---------- Task input ----------

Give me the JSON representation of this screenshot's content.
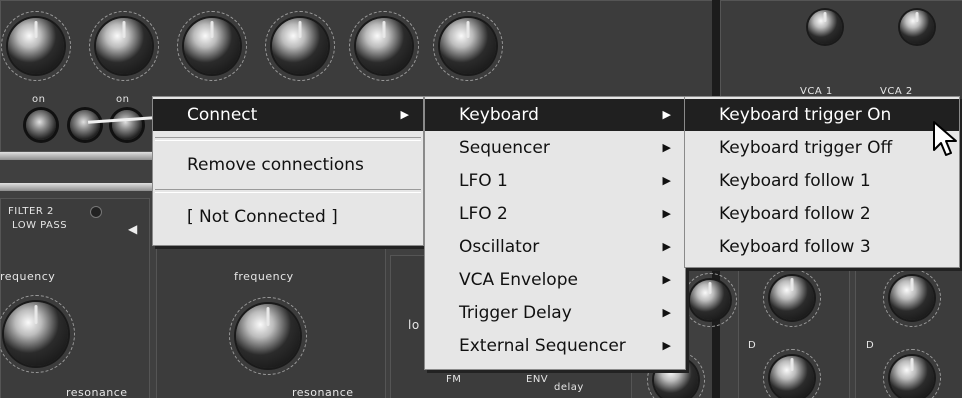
{
  "synth": {
    "switch_label_1": "on",
    "switch_label_2": "on",
    "filter_title": "FILTER 2",
    "filter_mode": "LOW PASS",
    "knob_label_frequency_1": "requency",
    "knob_label_frequency_2": "frequency",
    "knob_label_resonance_1": "resonance",
    "knob_label_resonance_2": "resonance",
    "vca_label_1": "VCA 1",
    "vca_label_2": "VCA 2",
    "fm_label": "FM",
    "env_label": "ENV",
    "env_sub": "delay",
    "lo_label": "lo",
    "d_label_1": "D",
    "d_label_2": "D"
  },
  "context_menu": {
    "items": [
      {
        "label": "Connect",
        "submenu": true,
        "selected": true
      },
      {
        "label": "Remove connections"
      },
      {
        "label": "[ Not Connected ]"
      }
    ]
  },
  "source_menu": {
    "items": [
      {
        "label": "Keyboard",
        "submenu": true,
        "selected": true
      },
      {
        "label": "Sequencer",
        "submenu": true
      },
      {
        "label": "LFO 1",
        "submenu": true
      },
      {
        "label": "LFO 2",
        "submenu": true
      },
      {
        "label": "Oscillator",
        "submenu": true
      },
      {
        "label": "VCA Envelope",
        "submenu": true
      },
      {
        "label": "Trigger Delay",
        "submenu": true
      },
      {
        "label": "External Sequencer",
        "submenu": true
      }
    ]
  },
  "keyboard_menu": {
    "items": [
      {
        "label": "Keyboard trigger On",
        "selected": true
      },
      {
        "label": "Keyboard trigger Off"
      },
      {
        "label": "Keyboard follow 1"
      },
      {
        "label": "Keyboard follow 2"
      },
      {
        "label": "Keyboard follow 3"
      }
    ]
  },
  "icons": {
    "submenu_arrow": "triangle-right",
    "cursor": "arrow-pointer"
  },
  "colors": {
    "menu_bg": "#e6e6e6",
    "selection_bg": "#202020",
    "panel_bg": "#404040"
  }
}
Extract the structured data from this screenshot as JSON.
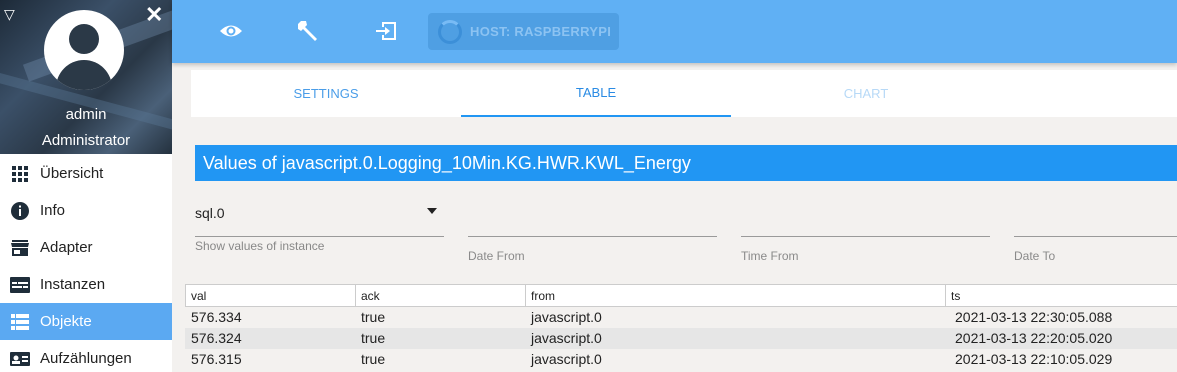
{
  "sidebar": {
    "profile": {
      "name": "admin",
      "role": "Administrator"
    },
    "items": [
      {
        "label": "Übersicht",
        "icon": "grid-icon",
        "active": false
      },
      {
        "label": "Info",
        "icon": "info-icon",
        "active": false
      },
      {
        "label": "Adapter",
        "icon": "store-icon",
        "active": false
      },
      {
        "label": "Instanzen",
        "icon": "instances-icon",
        "active": false
      },
      {
        "label": "Objekte",
        "icon": "list-icon",
        "active": true
      },
      {
        "label": "Aufzählungen",
        "icon": "card-icon",
        "active": false
      }
    ]
  },
  "topbar": {
    "host_label": "HOST: RASPBERRYPI",
    "icons": [
      "eye-icon",
      "wrench-icon",
      "logout-icon"
    ]
  },
  "tabs": [
    {
      "label": "SETTINGS"
    },
    {
      "label": "TABLE"
    },
    {
      "label": "CHART"
    }
  ],
  "title": "Values of javascript.0.Logging_10Min.KG.HWR.KWL_Energy",
  "form": {
    "instance_value": "sql.0",
    "instance_helper": "Show values of instance",
    "date_from": "Date From",
    "time_from": "Time From",
    "date_to": "Date To"
  },
  "table": {
    "columns": [
      "val",
      "ack",
      "from",
      "ts"
    ],
    "rows": [
      [
        "576.334",
        "true",
        "javascript.0",
        "2021-03-13 22:30:05.088"
      ],
      [
        "576.324",
        "true",
        "javascript.0",
        "2021-03-13 22:20:05.020"
      ],
      [
        "576.315",
        "true",
        "javascript.0",
        "2021-03-13 22:10:05.029"
      ]
    ]
  },
  "colors": {
    "topbar": "#60b0f4",
    "accent": "#2196f3",
    "active_nav": "#5ba9f2"
  }
}
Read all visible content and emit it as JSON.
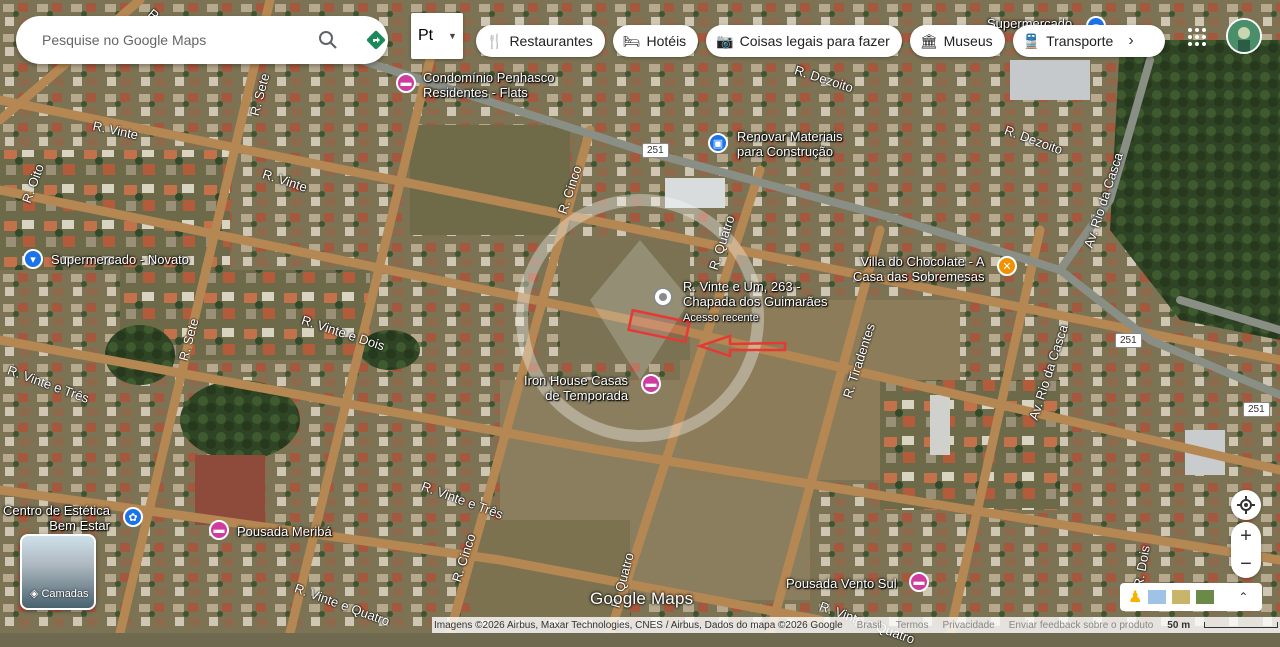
{
  "search": {
    "placeholder": "Pesquise no Google Maps"
  },
  "language_select": {
    "value": "Pt"
  },
  "chips": [
    {
      "icon": "fork-knife-icon",
      "label": "Restaurantes"
    },
    {
      "icon": "bed-icon",
      "label": "Hotéis"
    },
    {
      "icon": "camera-icon",
      "label": "Coisas legais para fazer"
    },
    {
      "icon": "museum-icon",
      "label": "Museus"
    },
    {
      "icon": "train-icon",
      "label": "Transporte p"
    }
  ],
  "places": {
    "condominio": "Condomínio Penhasco\nResidentes - Flats",
    "renovar": "Renovar Materiais\npara Construção",
    "supermercado_novato": "Supermercado - Novato",
    "supermercado_top": "Supermercado",
    "villa_chocolate": "Villa do Chocolate - A\nCasa das Sobremesas",
    "selected_address": "R. Vinte e Um, 263 -\nChapada dos Guimarães",
    "selected_sub": "Acesso recente",
    "iron_house": "Iron House Casas\nde Temporada",
    "centro_estetica": "Centro de Estética\nBem Estar",
    "pousada_meriba": "Pousada Meribá",
    "pousada_vento": "Pousada Vento Sul"
  },
  "streets": {
    "r_seis": "R. Seis",
    "r_sete_top": "R. Sete",
    "r_vinte_a": "R. Vinte",
    "r_vinte_b": "R. Vinte",
    "r_oito": "R. Oito",
    "r_dezoito_a": "R. Dezoito",
    "r_dezoito_b": "R. Dezoito",
    "r_cinco_top": "R. Cinco",
    "r_quatro_top": "R. Quatro",
    "av_rio_casca_top": "Av. Rio da Casca",
    "r_vinte_dois": "R. Vinte e Dois",
    "r_sete_mid": "R. Sete",
    "r_vinte_tres_a": "R. Vinte e Três",
    "r_tiradentes": "R. Tiradentes",
    "av_rio_casca_mid": "Av. Rio da Casca",
    "r_vinte_tres_b": "R. Vinte e Três",
    "r_cinco_bot": "R. Cinco",
    "r_vinte_quatro_a": "R. Vinte e Quatro",
    "r_quatro_bot": "R. Quatro",
    "r_vinte_quatro_b": "R. Vinte e Quatro",
    "r_dois": "R. Dois"
  },
  "route_shields": [
    "251",
    "251",
    "251"
  ],
  "layers_label": "Camadas",
  "logo": "Google Maps",
  "attribution": {
    "imagery": "Imagens ©2026 Airbus, Maxar Technologies, CNES / Airbus, Dados do mapa ©2026 Google",
    "country": "Brasil",
    "terms": "Termos",
    "privacy": "Privacidade",
    "feedback": "Enviar feedback sobre o produto",
    "scale": "50 m"
  },
  "colors": {
    "pin_blue": "#1a73e8",
    "pin_pink": "#d03ba0",
    "pin_orange": "#f29100",
    "selection_red": "#e53935"
  }
}
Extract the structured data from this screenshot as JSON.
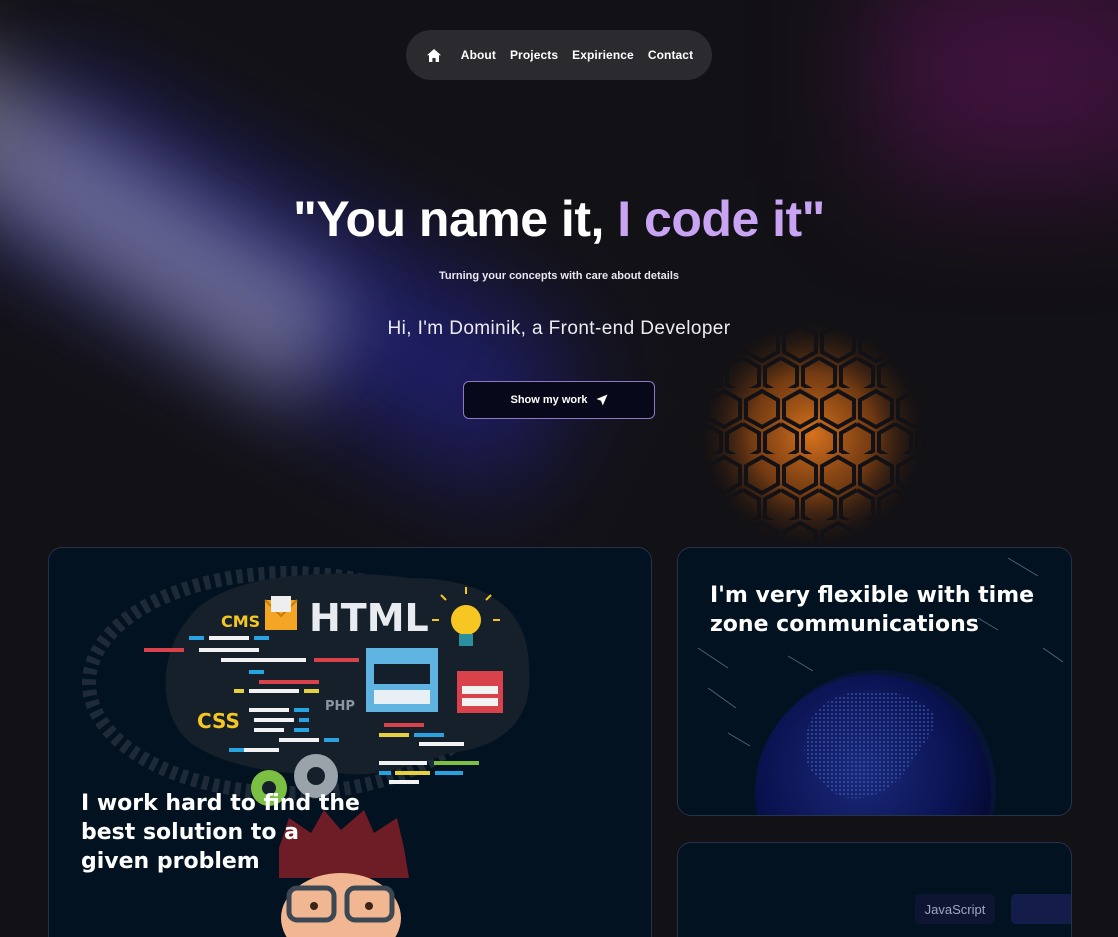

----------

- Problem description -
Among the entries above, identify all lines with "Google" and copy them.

- Solution for this task -
    "placeholder": "Pesquise no Google Maps"
  "logo": "Google Maps",
    "imagery": "Imagens ©2026 Airbus, Maxar Technologies, CNES / Airbus, Dados do mapa ©2026 Google",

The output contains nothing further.